**Extracted records:**
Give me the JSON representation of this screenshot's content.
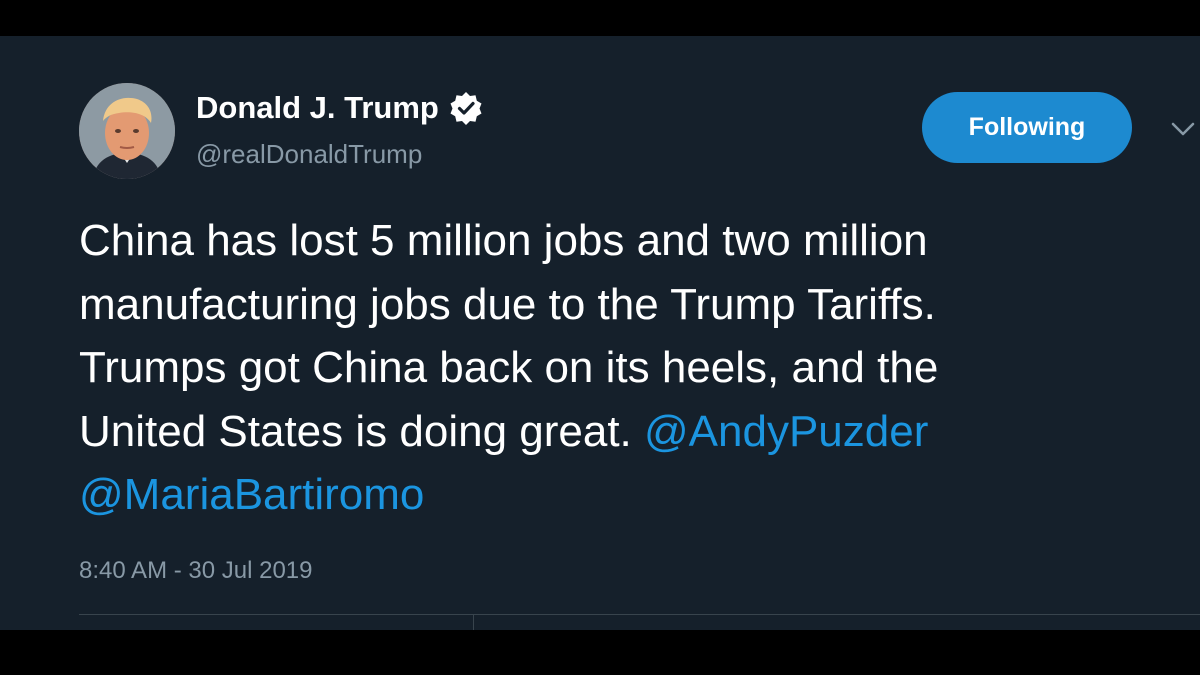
{
  "tweet": {
    "author": {
      "name": "Donald J. Trump",
      "handle": "@realDonaldTrump",
      "verified": true,
      "avatar_icon": "profile-photo"
    },
    "follow_button": {
      "label": "Following",
      "color": "#1d8ad0"
    },
    "menu_icon": "chevron-down-icon",
    "text_lines": [
      "China has lost 5 million jobs and two million",
      "manufacturing jobs due to the Trump Tariffs.",
      "Trumps got China back on its heels, and the",
      "United States is doing great. "
    ],
    "mentions": [
      "@AndyPuzder",
      "@MariaBartiromo"
    ],
    "timestamp": "8:40 AM - 30 Jul 2019",
    "colors": {
      "background": "#15202b",
      "mention": "#1b95e0",
      "secondary_text": "#8899a6",
      "letterbox": "#000000"
    }
  }
}
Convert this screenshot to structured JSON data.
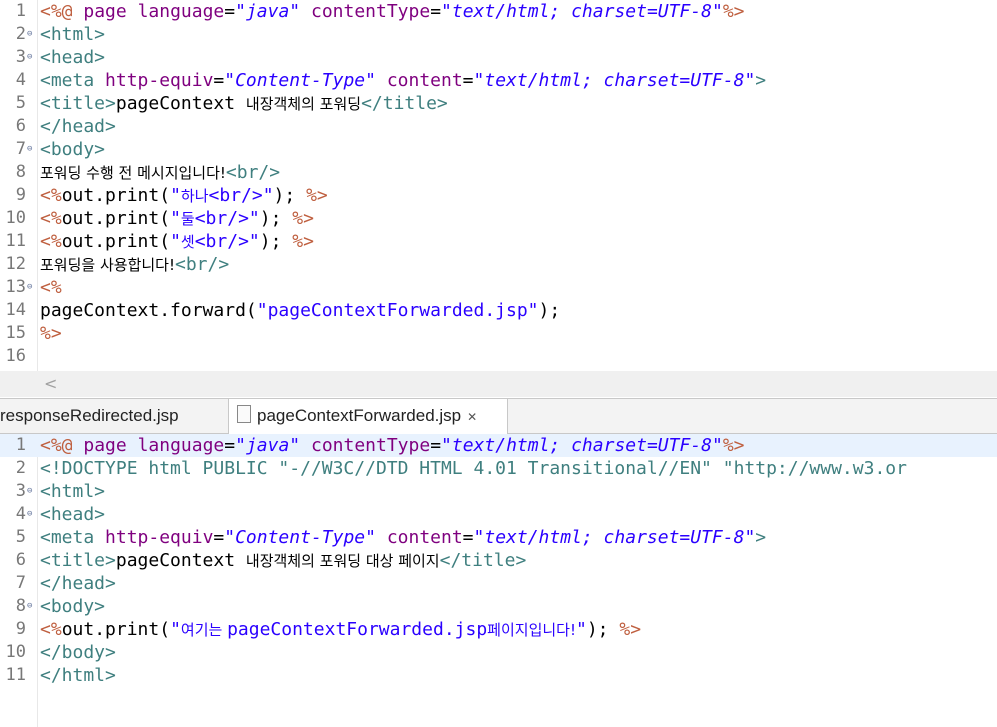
{
  "editor1": {
    "lines": [
      {
        "n": "1",
        "fold": "",
        "html": "<span class='jsp'>&lt;%@</span> <span class='attr'>page</span> <span class='attr'>language</span>=<span class='val'>\"java\"</span> <span class='attr'>contentType</span>=<span class='val'>\"text/html; charset=UTF-8\"</span><span class='jsp'>%&gt;</span>"
      },
      {
        "n": "2",
        "fold": "⊖",
        "html": "<span class='tag'>&lt;html&gt;</span>"
      },
      {
        "n": "3",
        "fold": "⊖",
        "html": "<span class='tag'>&lt;head&gt;</span>"
      },
      {
        "n": "4",
        "fold": "",
        "html": "<span class='tag'>&lt;meta</span> <span class='attr'>http-equiv</span>=<span class='val'>\"Content-Type\"</span> <span class='attr'>content</span>=<span class='val'>\"text/html; charset=UTF-8\"</span><span class='tag'>&gt;</span>"
      },
      {
        "n": "5",
        "fold": "",
        "html": "<span class='tag'>&lt;title&gt;</span><span class='txt'>pageContext </span><span class='txt kor'>내장객체의 포워딩</span><span class='tag'>&lt;/title&gt;</span>"
      },
      {
        "n": "6",
        "fold": "",
        "html": "<span class='tag'>&lt;/head&gt;</span>"
      },
      {
        "n": "7",
        "fold": "⊖",
        "html": "<span class='tag'>&lt;body&gt;</span>"
      },
      {
        "n": "8",
        "fold": "",
        "html": "<span class='txt kor'>포워딩 수행 전 메시지입니다!</span><span class='tag'>&lt;br/&gt;</span>"
      },
      {
        "n": "9",
        "fold": "",
        "html": "<span class='jsp'>&lt;%</span><span class='txt'>out.print(</span><span class='str'>\"</span><span class='str kor'>하나</span><span class='str'>&lt;br/&gt;\"</span><span class='txt'>); </span><span class='jsp'>%&gt;</span>"
      },
      {
        "n": "10",
        "fold": "",
        "html": "<span class='jsp'>&lt;%</span><span class='txt'>out.print(</span><span class='str'>\"</span><span class='str kor'>둘</span><span class='str'>&lt;br/&gt;\"</span><span class='txt'>); </span><span class='jsp'>%&gt;</span>"
      },
      {
        "n": "11",
        "fold": "",
        "html": "<span class='jsp'>&lt;%</span><span class='txt'>out.print(</span><span class='str'>\"</span><span class='str kor'>셋</span><span class='str'>&lt;br/&gt;\"</span><span class='txt'>); </span><span class='jsp'>%&gt;</span>"
      },
      {
        "n": "12",
        "fold": "",
        "html": "<span class='txt kor'>포워딩을 사용합니다!</span><span class='tag'>&lt;br/&gt;</span>"
      },
      {
        "n": "13",
        "fold": "⊖",
        "html": "<span class='jsp'>&lt;%</span>"
      },
      {
        "n": "14",
        "fold": "",
        "html": "<span class='txt'>pageContext.forward(</span><span class='str'>\"pageContextForwarded.jsp\"</span><span class='txt'>);</span>"
      },
      {
        "n": "15",
        "fold": "",
        "html": "<span class='jsp'>%&gt;</span>"
      },
      {
        "n": "16",
        "fold": "",
        "html": ""
      }
    ]
  },
  "scroll_arrow": "<",
  "tabs": {
    "inactive_label": "responseRedirected.jsp",
    "active_label": "pageContextForwarded.jsp",
    "close_glyph": "✕"
  },
  "editor2": {
    "lines": [
      {
        "n": "1",
        "fold": "",
        "hl": true,
        "html": "<span class='jsp'>&lt;%@</span> <span class='attr'>page</span> <span class='attr'>language</span>=<span class='val'>\"java\"</span> <span class='attr'>contentType</span>=<span class='val'>\"text/html; charset=UTF-8\"</span><span class='jsp'>%&gt;</span>"
      },
      {
        "n": "2",
        "fold": "",
        "html": "<span class='tag'>&lt;!DOCTYPE html PUBLIC \"-//W3C//DTD HTML 4.01 Transitional//EN\" \"http://www.w3.or</span>"
      },
      {
        "n": "3",
        "fold": "⊖",
        "html": "<span class='tag'>&lt;html&gt;</span>"
      },
      {
        "n": "4",
        "fold": "⊖",
        "html": "<span class='tag'>&lt;head&gt;</span>"
      },
      {
        "n": "5",
        "fold": "",
        "html": "<span class='tag'>&lt;meta</span> <span class='attr'>http-equiv</span>=<span class='val'>\"Content-Type\"</span> <span class='attr'>content</span>=<span class='val'>\"text/html; charset=UTF-8\"</span><span class='tag'>&gt;</span>"
      },
      {
        "n": "6",
        "fold": "",
        "html": "<span class='tag'>&lt;title&gt;</span><span class='txt'>pageContext </span><span class='txt kor'>내장객체의 포워딩 대상 페이지</span><span class='tag'>&lt;/title&gt;</span>"
      },
      {
        "n": "7",
        "fold": "",
        "html": "<span class='tag'>&lt;/head&gt;</span>"
      },
      {
        "n": "8",
        "fold": "⊖",
        "html": "<span class='tag'>&lt;body&gt;</span>"
      },
      {
        "n": "9",
        "fold": "",
        "html": "<span class='jsp'>&lt;%</span><span class='txt'>out.print(</span><span class='str'>\"</span><span class='str kor'>여기는 </span><span class='str'>pageContextForwarded.jsp</span><span class='str kor'>페이지입니다!</span><span class='str'>\"</span><span class='txt'>); </span><span class='jsp'>%&gt;</span>"
      },
      {
        "n": "10",
        "fold": "",
        "html": "<span class='tag'>&lt;/body&gt;</span>"
      },
      {
        "n": "11",
        "fold": "",
        "html": "<span class='tag'>&lt;/html&gt;</span>"
      }
    ]
  }
}
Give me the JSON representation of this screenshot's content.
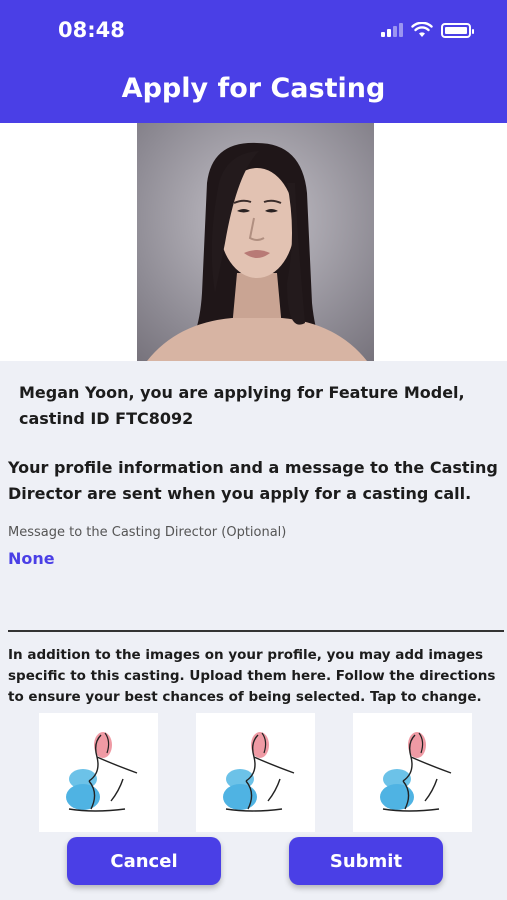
{
  "status_bar": {
    "time": "08:48",
    "icons": [
      "signal-icon",
      "wifi-icon",
      "battery-icon"
    ]
  },
  "header": {
    "title": "Apply for Casting"
  },
  "profile_photo": {
    "icon": "profile-photo"
  },
  "apply_line": "Megan Yoon, you are applying for Feature Model, castind ID FTC8092",
  "info_text": "Your profile information and a message to the Casting Director are sent when you apply for a casting call.",
  "message": {
    "label": "Message to the Casting Director (Optional)",
    "value": "None"
  },
  "upload_text": "In addition to the images on your profile, you may add images specific to this casting. Upload them here. Follow the directions to ensure your best chances of being selected. Tap to change.",
  "images": [
    {
      "icon": "pose-sketch-image"
    },
    {
      "icon": "pose-sketch-image"
    },
    {
      "icon": "pose-sketch-image"
    }
  ],
  "buttons": {
    "cancel": "Cancel",
    "submit": "Submit"
  },
  "colors": {
    "accent": "#4a3fe6",
    "background": "#eef0f6"
  }
}
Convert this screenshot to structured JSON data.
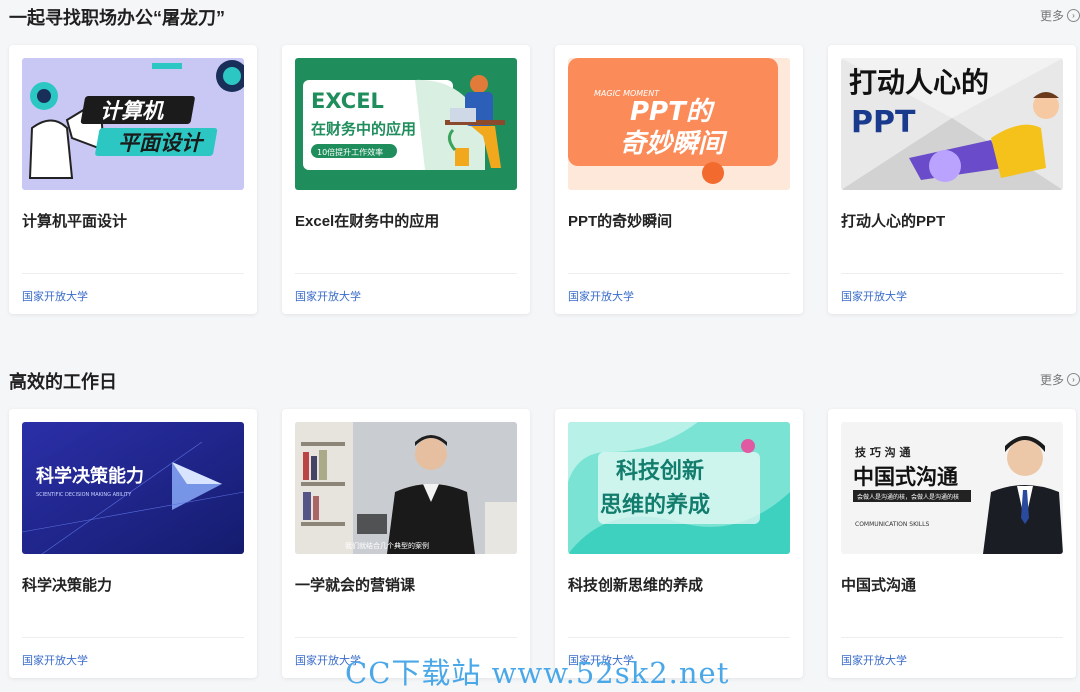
{
  "sections": [
    {
      "title": "一起寻找职场办公“屠龙刀”",
      "more_label": "更多",
      "cards": [
        {
          "title": "计算机平面设计",
          "provider": "国家开放大学",
          "thumb_text": [
            "计算机",
            "平面设计"
          ]
        },
        {
          "title": "Excel在财务中的应用",
          "provider": "国家开放大学",
          "thumb_text": [
            "EXCEL",
            "在财务中的应用",
            "10倍提升工作效率"
          ]
        },
        {
          "title": "PPT的奇妙瞬间",
          "provider": "国家开放大学",
          "thumb_text": [
            "MAGIC MOMENT",
            "PPT的",
            "奇妙瞬间"
          ]
        },
        {
          "title": "打动人心的PPT",
          "provider": "国家开放大学",
          "thumb_text": [
            "打动人心的",
            "PPT"
          ]
        }
      ]
    },
    {
      "title": "高效的工作日",
      "more_label": "更多",
      "cards": [
        {
          "title": "科学决策能力",
          "provider": "国家开放大学",
          "thumb_text": [
            "科学决策能力",
            "SCIENTIFIC DECISION MAKING ABILITY"
          ]
        },
        {
          "title": "一学就会的营销课",
          "provider": "国家开放大学",
          "thumb_text": [
            "我们就结合几个典型的案例"
          ]
        },
        {
          "title": "科技创新思维的养成",
          "provider": "国家开放大学",
          "thumb_text": [
            "科技创新",
            "思维的养成"
          ]
        },
        {
          "title": "中国式沟通",
          "provider": "国家开放大学",
          "thumb_text": [
            "技 巧 沟 通",
            "中国式沟通",
            "会做人是沟通的核，会做人是沟通的核",
            "COMMUNICATION SKILLS"
          ]
        }
      ]
    }
  ],
  "watermark": "CC下载站 www.52sk2.net",
  "icons": {
    "more": "chevron-right-circle-icon"
  },
  "colors": {
    "provider_link": "#3a6cc9",
    "watermark": "#4aa8e8"
  }
}
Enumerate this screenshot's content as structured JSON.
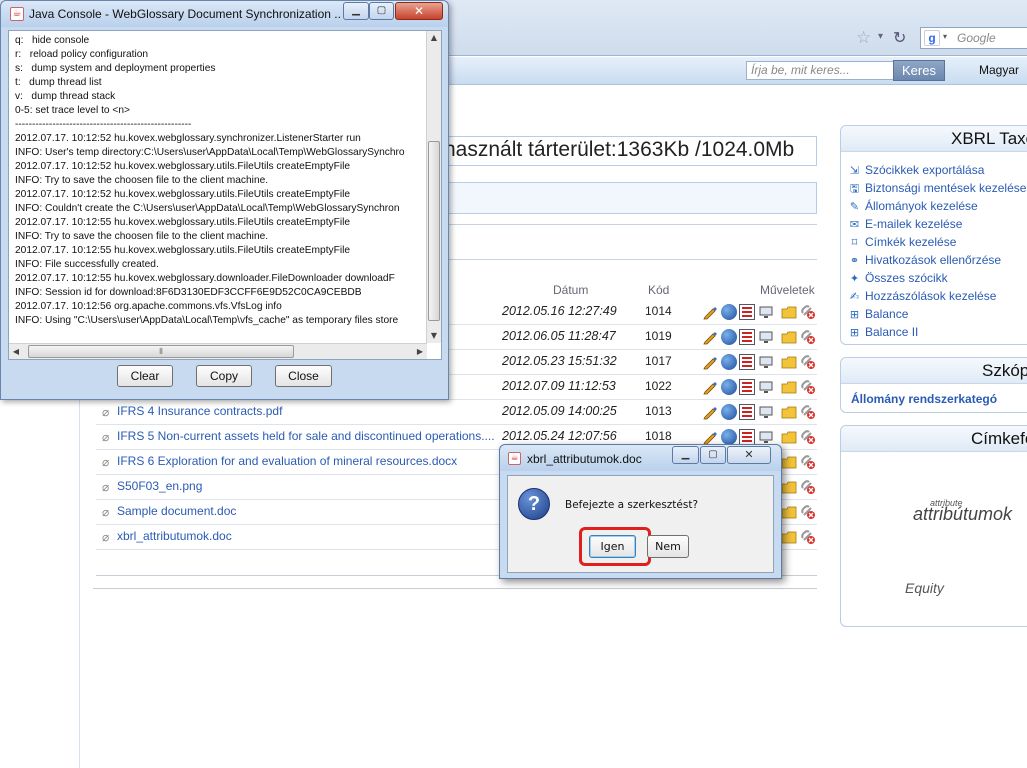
{
  "browser": {
    "search_engine_placeholder": "Google",
    "star_glyph": "☆",
    "reload_glyph": "↻"
  },
  "site_header": {
    "search_placeholder": "Írja be, mit keres...",
    "search_button": "Keres",
    "language_link": "Magyar"
  },
  "main": {
    "storage_text": "használt tárterület:1363Kb /1024.0Mb",
    "columns": {
      "date": "Dátum",
      "code": "Kód",
      "operations": "Műveletek"
    },
    "rows": [
      {
        "name": "",
        "date": "2012.05.16 12:27:49",
        "code": "1014"
      },
      {
        "name": "",
        "date": "2012.06.05 11:28:47",
        "code": "1019"
      },
      {
        "name": "",
        "date": "2012.05.23 15:51:32",
        "code": "1017"
      },
      {
        "name": "g Stand...",
        "date": "2012.07.09 11:12:53",
        "code": "1022"
      },
      {
        "name": "IFRS 4 Insurance contracts.pdf",
        "date": "2012.05.09 14:00:25",
        "code": "1013"
      },
      {
        "name": "IFRS 5 Non-current assets held for sale and discontinued operations....",
        "date": "2012.05.24 12:07:56",
        "code": "1018"
      },
      {
        "name": "IFRS 6 Exploration for and evaluation of mineral resources.docx",
        "date": "",
        "code": ""
      },
      {
        "name": "S50F03_en.png",
        "date": "",
        "code": ""
      },
      {
        "name": "Sample document.doc",
        "date": "",
        "code": ""
      },
      {
        "name": "xbrl_attributumok.doc",
        "date": "",
        "code": ""
      }
    ]
  },
  "side_panels": {
    "panel1": {
      "title": "XBRL Taxo",
      "items": [
        {
          "label": "Szócikkek exportálása",
          "icon": "export-icon"
        },
        {
          "label": "Biztonsági mentések kezelése",
          "icon": "backup-icon"
        },
        {
          "label": "Állományok kezelése",
          "icon": "files-icon"
        },
        {
          "label": "E-mailek kezelése",
          "icon": "email-icon"
        },
        {
          "label": "Címkék kezelése",
          "icon": "tag-icon"
        },
        {
          "label": "Hivatkozások ellenőrzése",
          "icon": "link-check-icon"
        },
        {
          "label": "Összes szócikk",
          "icon": "all-entries-icon"
        },
        {
          "label": "Hozzászólások kezelése",
          "icon": "comments-icon"
        },
        {
          "label": "Balance",
          "icon": "tree-icon"
        },
        {
          "label": "Balance II",
          "icon": "tree-icon"
        }
      ]
    },
    "panel2": {
      "title": "Szkóp",
      "link": "Állomány rendszerkategó"
    },
    "panel3": {
      "title": "Címkefe",
      "tag_small": "attribute",
      "tag_big": "attribútumok",
      "tag_equity": "Equity"
    }
  },
  "java_console": {
    "title": "Java Console - WebGlossary Document Synchronization ...",
    "lines": [
      "q:   hide console",
      "r:   reload policy configuration",
      "s:   dump system and deployment properties",
      "t:   dump thread list",
      "v:   dump thread stack",
      "0-5: set trace level to <n>",
      "----------------------------------------------------",
      "2012.07.17. 10:12:52 hu.kovex.webglossary.synchronizer.ListenerStarter run",
      "INFO: User's temp directory:C:\\Users\\user\\AppData\\Local\\Temp\\WebGlossarySynchro",
      "2012.07.17. 10:12:52 hu.kovex.webglossary.utils.FileUtils createEmptyFile",
      "INFO: Try to save the choosen file to the client machine.",
      "2012.07.17. 10:12:52 hu.kovex.webglossary.utils.FileUtils createEmptyFile",
      "INFO: Couldn't create the C:\\Users\\user\\AppData\\Local\\Temp\\WebGlossarySynchron",
      "2012.07.17. 10:12:55 hu.kovex.webglossary.utils.FileUtils createEmptyFile",
      "INFO: Try to save the choosen file to the client machine.",
      "2012.07.17. 10:12:55 hu.kovex.webglossary.utils.FileUtils createEmptyFile",
      "INFO: File successfully created.",
      "2012.07.17. 10:12:55 hu.kovex.webglossary.downloader.FileDownloader downloadF",
      "INFO: Session id for download:8F6D3130EDF3CCFF6E9D52C0CA9CEBDB",
      "2012.07.17. 10:12:56 org.apache.commons.vfs.VfsLog info",
      "INFO: Using \"C:\\Users\\user\\AppData\\Local\\Temp\\vfs_cache\" as temporary files store"
    ],
    "buttons": {
      "clear": "Clear",
      "copy": "Copy",
      "close": "Close"
    }
  },
  "confirm_dialog": {
    "title": "xbrl_attributumok.doc",
    "message": "Befejezte a szerkesztést?",
    "yes": "Igen",
    "no": "Nem",
    "highlight_color": "#e0201a"
  }
}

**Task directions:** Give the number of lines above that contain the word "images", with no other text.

**Completed task:** 2